Orlando Pirates are the only South African side to be crowned champions of Africa, when they won the old CAF African Cup of Club Champions in 1995, but Sundowns now have one hand on the rebranded CAF Champions League trophy after their sensational destruction of Zamalek in the first leg of the final in Pretoria last Saturday.
It was the third time, in the CAF Champions League this year, that Sundowns have defeated Zamalek after beating the five-time African champions 2-1 in Egypt and 1-0 in Pretoria in their group meetings.
Remarkably, Sundowns should have long lost interest in this CAF Champions League tournament after they were outplayed and knocked out by AS Vita in the second round, only for the Congolese giants to be disqualified for having fielded an ineligible player in a first round triumph over Mafunzo of Tanzania.
Sundowns, who dropped into the second-tier CAF Confederation Cup after their loss to AS Vita, then failed to defend a 3-1 first leg victory over Ghanaian lightweights Medeama SC to lose 0-2 in Ghana and crash out of the tournament.
Now, a team that even failed to negotiate a play-off battle in the CAF Confederation Cup could be crowned winners of the CAF Champions League in the same year, after Sundowns were provided a lifeline in the wake of AS Vita’s expulsion.
This has never happened before in the history of CAF inter-club tournaments.
And it appears both fate and history are working in Sundowns’ favour as only one side, Mouloudia Alger of Algeria in 1976, managed to overcome a three-goal first-leg deficit in the final.
“I’ve been in football too long to take anything for granted. We should remember that Zamalek scored four goals at home against Wydad Casablanca of Morocco in the semi-finals,” said Sundowns coach Pitso Mosimane, whose side became the first South African club to win the home leg in the CAF Champions League final.
The last time the Brazilians reached the final of the CAF Champions League, in 2001, they were held to a 1-1 draw in the first leg in Pretoria by the other Egyptian giants, Al Ahly, with the Cairo side comfortably winning 3-0 in Cairo to win the title.
Six years earlier, Pirates were held to a 2-2 draw by Ivorian giants ASEC Mimosas in the first leg of the final before the Soweto giants sprang a surprise to win 1-0 in Abidjan and secure the title.
Fans packed the 30,000-seater stadium in Pretoria, in a rare show of support for the Brazilians in a country where the CAF inter-club matches don’t get the same spectator patronage like the local derbies, and they were treated to a three-goal feast as Sundowns made their mark and now just need to avoid a mauling in Alexandria to become champions of Africa.
“What you did to the team yesterday was simply amazing!
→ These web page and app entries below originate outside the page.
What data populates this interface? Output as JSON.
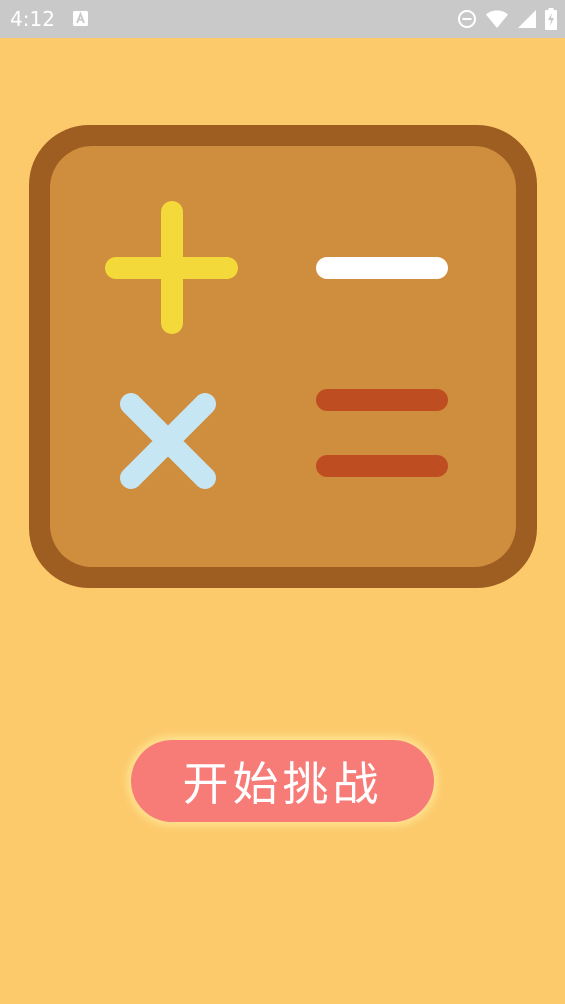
{
  "status_bar": {
    "time": "4:12",
    "notification_icon": "a-box-icon",
    "icons": [
      "do-not-disturb-icon",
      "wifi-icon",
      "cellular-signal-icon",
      "battery-charging-icon"
    ]
  },
  "illustration": {
    "symbols": [
      "plus-icon",
      "minus-icon",
      "multiply-icon",
      "equals-icon"
    ],
    "colors": {
      "board_outer": "#9E5E22",
      "board_inner": "#CF8D3E",
      "plus": "#F4D93A",
      "minus": "#FFFFFF",
      "multiply": "#C6E6F4",
      "equals": "#BE4D22"
    }
  },
  "start_button": {
    "label": "开始挑战",
    "color": "#F77C78"
  },
  "background": "#FCCA6B"
}
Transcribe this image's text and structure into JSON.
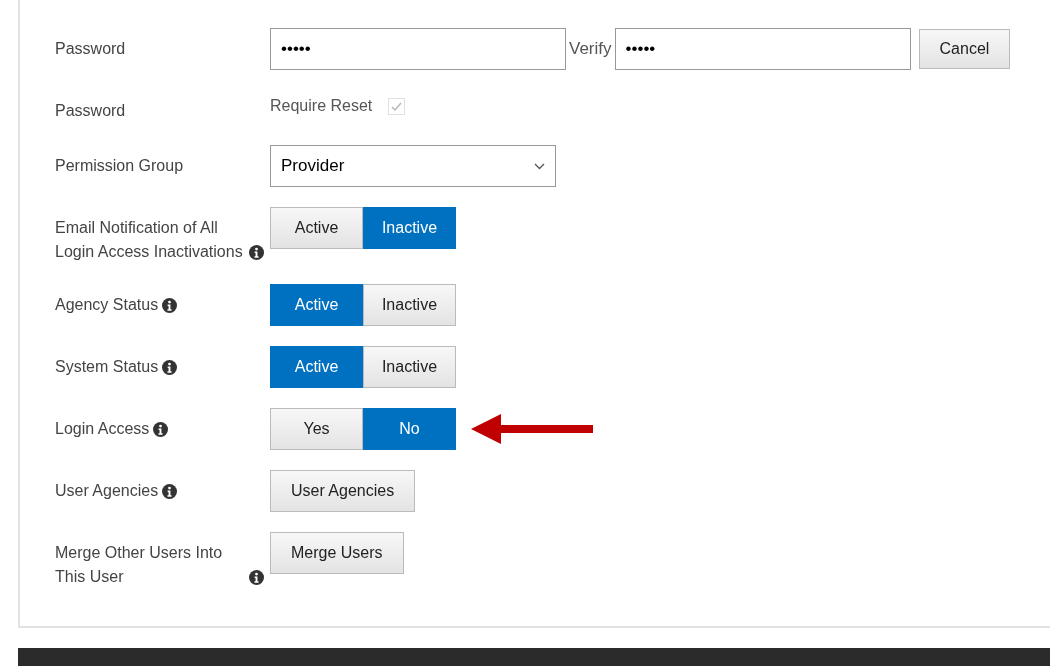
{
  "form": {
    "rows": [
      {
        "kind": "password",
        "label": "Password",
        "info": false,
        "value": "•••••",
        "verify_label": "Verify",
        "verify_value": "•••••",
        "cancel": "Cancel"
      },
      {
        "kind": "checkbox",
        "label": "Password",
        "info": false,
        "text": "Require Reset",
        "checked": true,
        "disabled": true
      },
      {
        "kind": "select",
        "label": "Permission Group",
        "info": false,
        "value": "Provider"
      },
      {
        "kind": "toggle",
        "label": "Email Notification of All Login Access Inactivations",
        "info": true,
        "arrow": false,
        "options": [
          {
            "label": "Active",
            "selected": false
          },
          {
            "label": "Inactive",
            "selected": true
          }
        ]
      },
      {
        "kind": "toggle",
        "label": "Agency Status",
        "info": true,
        "arrow": false,
        "options": [
          {
            "label": "Active",
            "selected": true
          },
          {
            "label": "Inactive",
            "selected": false
          }
        ]
      },
      {
        "kind": "toggle",
        "label": "System Status",
        "info": true,
        "arrow": false,
        "options": [
          {
            "label": "Active",
            "selected": true
          },
          {
            "label": "Inactive",
            "selected": false
          }
        ]
      },
      {
        "kind": "toggle",
        "label": "Login Access",
        "info": true,
        "arrow": true,
        "options": [
          {
            "label": "Yes",
            "selected": false
          },
          {
            "label": "No",
            "selected": true
          }
        ]
      },
      {
        "kind": "button",
        "label": "User Agencies",
        "info": true,
        "button": "User Agencies"
      },
      {
        "kind": "button",
        "label": "Merge Other Users Into This User",
        "info": true,
        "button": "Merge Users"
      }
    ]
  }
}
Thank you for the support Masandawana! 90 minutes of football await,” the club said on its Twitter account.
South African Sports Minister Fikile Mbalula said Sundowns were flying the national flag in a country where its representative football teams, including Bafana Bafana, haven’t provided, of late, the dividend one would expect from the massive funding that goes into the sport.
“Mamelodi Sundowns’ win was not just for the football club but for South Africa. They flew our flag high and represented us with distinction,” Mbalula said in a statement.
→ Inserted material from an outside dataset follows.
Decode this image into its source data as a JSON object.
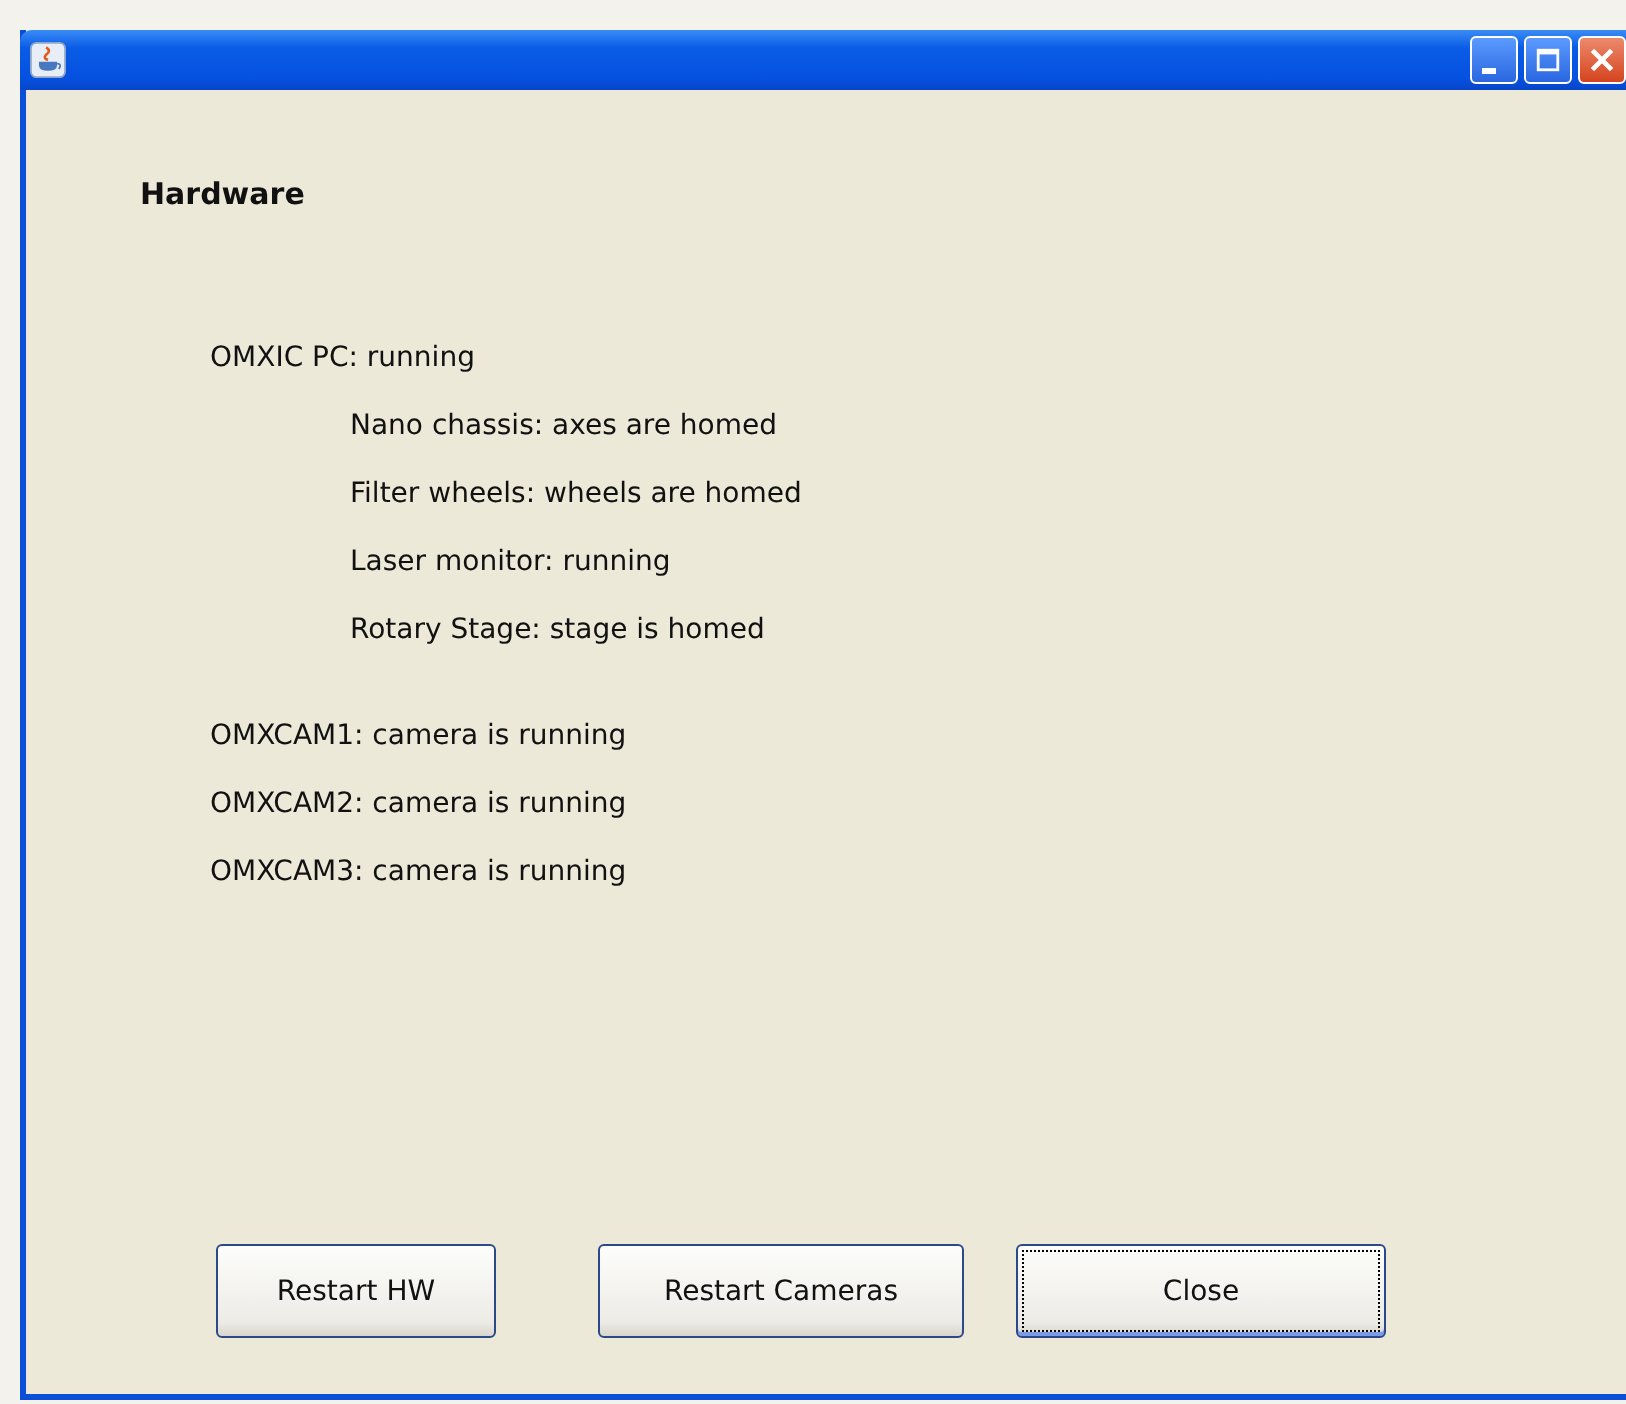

“As nation of patriots, South Africans watched the people of the city of Tshwane attend the match in their numbers showing maximum support,” he added.
Former Sundowns captain, Dutchman Alje Schut, also took to Twitter to salute his club.
“Wow! Incredible result! So proud of your achievements,” he gushed.
Sundowns, owned by billionaire mining magnate Patrice Motsepe, have always eyed success in the CAF Champions League as the ultimate triumph and, after their heroics in Pretoria on Saturday, only a meltdown in Alexandria this weekend will see them fail in this adventure in which fate has also played a very big part.